- Feel irritable or distracted around others and have trouble paying attention during interactions
- Have trouble managing responsibilities or keeping personal or work commitments
- Find yourself calling out of work or school more often
Mental vs. emotional exhaustion
Generally speaking, “mental” tends to refer to cognitive skills, like thinking, memory, decision-making, and problem-solving. “Emotional,” on the other hand, has to do with feelings, including your ability to identify, process, and express them.
Someone might notice emotional exhaustion when navigating difficult, painful, or unwanted feelings, such as:
Both mental and emotional exhaustion can leave us feeling detached, unmotivated, apathetic, and trapped. The challenges we are facing might seem impossible to overcome, and we might feel too drained to keep trying.
If burnout comes to mind, we on the right track, as burnout can come from emotional and mental fatigue.
Addressing mental exhaustion
There are a number of things we can do to help ease mental exhaustion. Making some lifestyle changes can help us address it at the source, while coping strategies can help take steps to feel more rested and renewed when facing challenges that cause significant life stress.
#1 Remove the stressor: It is not always possible to eliminate the triggers of stress and fatigue, but this typically does offer one of the best ways to relieve stress. Feeling overwhelmed at work? Having difficulty keeping up with household responsibilities or caregiving? If we find the stressor the eliminating it becomes much easier.
#2 Exercise: Regular physical activity can have a positive impact on your mood, energy levels, and brain function, not to mention overall physical well-being. It is not necessary to engage in a complex or high intensity activity to reap the benefits, either. If you are able to, moderate exercise, like a brisk half-hour walk, can still make a difference in the mood and help feel calmer and more relaxed.
#3 Get professional support: As said above, mental exhaustion can have serious consequences for the physical and emotional health. Ongoing fatigue can slow our reaction time and contribute to dangerous errors at high risk jobs, such as seafaring.
As a matter of fact, a recent MARTHA Fatigue Report revealed that fatigue has safety and long-term physical and mental health implications and long tours of duty (over 6 months) may lead to increased sleepiness, loss of sleep quality, reduced motivation which could contribute to ‘near-misses’ and accidents onboard.
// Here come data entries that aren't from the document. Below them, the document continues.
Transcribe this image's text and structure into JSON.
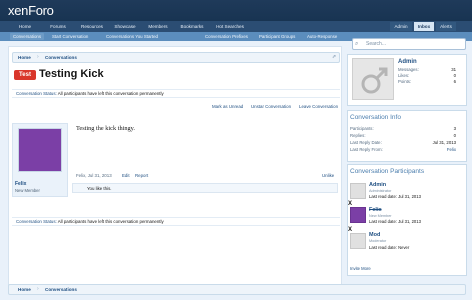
{
  "header": {
    "logo_main": "xen",
    "logo_accent": "Foro"
  },
  "nav": {
    "tabs": [
      {
        "label": "Home"
      },
      {
        "label": "Forums"
      },
      {
        "label": "Resources"
      },
      {
        "label": "Showcase"
      },
      {
        "label": "Members"
      },
      {
        "label": "Bookmarks"
      },
      {
        "label": "Hot Searches"
      }
    ],
    "right_tabs": [
      {
        "label": "Admin"
      },
      {
        "label": "Inbox"
      },
      {
        "label": "Alerts"
      }
    ]
  },
  "subnav": {
    "left": [
      "Conversations",
      "Start Conversation",
      "Conversations You Started"
    ],
    "right": [
      "Conversation Prefixes",
      "Participant Groups",
      "Auto-Response"
    ]
  },
  "breadcrumb": {
    "items": [
      "Home",
      "Conversations"
    ],
    "jump_glyph": "⇗"
  },
  "thread": {
    "prefix": "Test",
    "title": "Testing Kick"
  },
  "status": {
    "label": "Conversation Status:",
    "message": "All participants have left this conversation permanently"
  },
  "actions": [
    "Mark as Unread",
    "Unstar Conversation",
    "Leave Conversation"
  ],
  "message": {
    "username": "Felix",
    "user_title": "New Member",
    "body": "Testing the kick thingy.",
    "date": "Felix, Jul 31, 2013",
    "edit": "Edit",
    "report": "Report",
    "like": "Unlike",
    "likes_text": "You like this.",
    "avatar_color": "#7b3fa6"
  },
  "sidebar": {
    "search_placeholder": "Search...",
    "visitor": {
      "name": "Admin",
      "stats": [
        {
          "label": "Messages:",
          "value": "31"
        },
        {
          "label": "Likes:",
          "value": "0"
        },
        {
          "label": "Points:",
          "value": "6"
        }
      ]
    },
    "conversation_info": {
      "heading": "Conversation Info",
      "rows": [
        {
          "label": "Participants:",
          "value": "3"
        },
        {
          "label": "Replies:",
          "value": "0"
        },
        {
          "label": "Last Reply Date:",
          "value": "Jul 31, 2013"
        },
        {
          "label": "Last Reply From:",
          "value": "Felix"
        }
      ]
    },
    "participants": {
      "heading": "Conversation Participants",
      "list": [
        {
          "name": "Admin",
          "role": "Administrator",
          "last_read": "Last read date: Jul 31, 2013",
          "kicked": ""
        },
        {
          "name": "Felix",
          "role": "New Member",
          "last_read": "Last read date: Jul 31, 2013",
          "kicked": "X"
        },
        {
          "name": "Mod",
          "role": "Moderator",
          "last_read": "Last read date: Never",
          "kicked": "X"
        }
      ],
      "invite_more": "Invite More"
    }
  },
  "bottom_breadcrumb": {
    "items": [
      "Home",
      "Conversations"
    ]
  }
}
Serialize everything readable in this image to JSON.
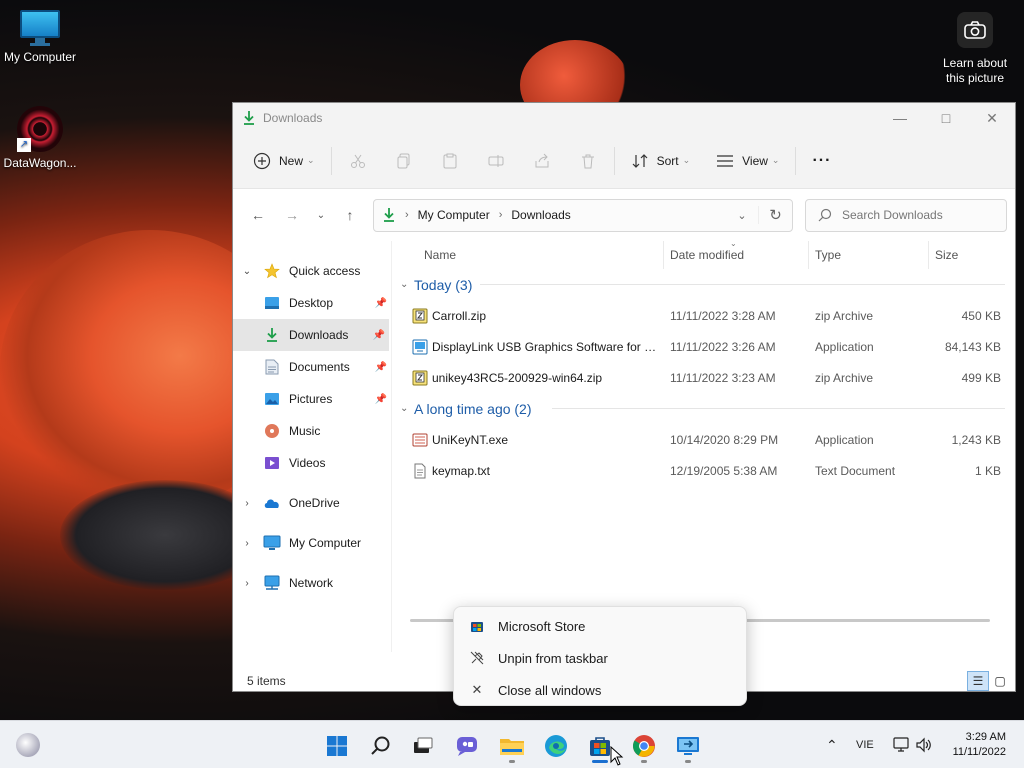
{
  "desktop": {
    "icons": [
      {
        "label": "My Computer",
        "icon": "computer-icon"
      },
      {
        "label": "DataWagon...",
        "icon": "datawagon-shortcut-icon"
      }
    ],
    "spotlight": {
      "line1": "Learn about",
      "line2": "this picture",
      "icon": "camera-icon"
    }
  },
  "window": {
    "title": "Downloads",
    "toolbar": {
      "new_label": "New",
      "sort_label": "Sort",
      "view_label": "View",
      "more_label": "···"
    },
    "address": {
      "crumbs": [
        "My Computer",
        "Downloads"
      ]
    },
    "search": {
      "placeholder": "Search Downloads"
    },
    "nav": {
      "quick_access": "Quick access",
      "items": [
        {
          "label": "Desktop",
          "pinned": true
        },
        {
          "label": "Downloads",
          "pinned": true,
          "selected": true
        },
        {
          "label": "Documents",
          "pinned": true
        },
        {
          "label": "Pictures",
          "pinned": true
        },
        {
          "label": "Music",
          "pinned": false
        },
        {
          "label": "Videos",
          "pinned": false
        }
      ],
      "onedrive": "OneDrive",
      "my_computer": "My Computer",
      "network": "Network"
    },
    "columns": {
      "name": "Name",
      "date": "Date modified",
      "type": "Type",
      "size": "Size"
    },
    "groups": [
      {
        "title": "Today (3)",
        "files": [
          {
            "name": "Carroll.zip",
            "date": "11/11/2022 3:28 AM",
            "type": "zip Archive",
            "size": "450 KB",
            "icon": "zip-icon"
          },
          {
            "name": "DisplayLink USB Graphics Software for Wi...",
            "date": "11/11/2022 3:26 AM",
            "type": "Application",
            "size": "84,143 KB",
            "icon": "installer-icon"
          },
          {
            "name": "unikey43RC5-200929-win64.zip",
            "date": "11/11/2022 3:23 AM",
            "type": "zip Archive",
            "size": "499 KB",
            "icon": "zip-icon"
          }
        ]
      },
      {
        "title": "A long time ago (2)",
        "files": [
          {
            "name": "UniKeyNT.exe",
            "date": "10/14/2020 8:29 PM",
            "type": "Application",
            "size": "1,243 KB",
            "icon": "exe-icon"
          },
          {
            "name": "keymap.txt",
            "date": "12/19/2005 5:38 AM",
            "type": "Text Document",
            "size": "1 KB",
            "icon": "text-file-icon"
          }
        ]
      }
    ],
    "status": "5 items"
  },
  "context_menu": {
    "items": [
      {
        "label": "Microsoft Store",
        "icon": "store-icon"
      },
      {
        "label": "Unpin from taskbar",
        "icon": "unpin-icon"
      },
      {
        "label": "Close all windows",
        "icon": "close-icon"
      }
    ]
  },
  "taskbar": {
    "language": "VIE",
    "time": "3:29 AM",
    "date": "11/11/2022"
  },
  "colors": {
    "accent": "#1a6fd0",
    "group_header": "#1e5da8",
    "download_green": "#1e9e4a"
  }
}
If you have noticed any of the signs and symptoms, consider connecting with a therapist. Mental health professionals can offer support with:
- Identifying causes and triggers
- Exploring treatment options
- Learning helpful ways to cope with stress and demanding responsibilities
A doctor or other healthcare professional might also be able to offer support, especially if there is physical fatigue and other health symptoms.
#4 Take a break: Without a doubt, today’s world requires everyone to live in an extremely fast paced world. To make matters worse, when we need that we have to break, we feel guilty not to leave all of our responsibilities on hold for a few days.
However, time to rest and recharge can go a long way toward easing feelings of mental exhaustion.
A break might mean any of the following:
- Clearing your schedule of nonessential tasks for a few days
- Taking an extended vacation
- Booking an hour of time for yourself each day
- Leaving your office during lunch and taking a full hour for a leisurely meal, walk, or other nonwork activity
- Setting aside an evening or 2 each week to have dinner or watch a movie with friends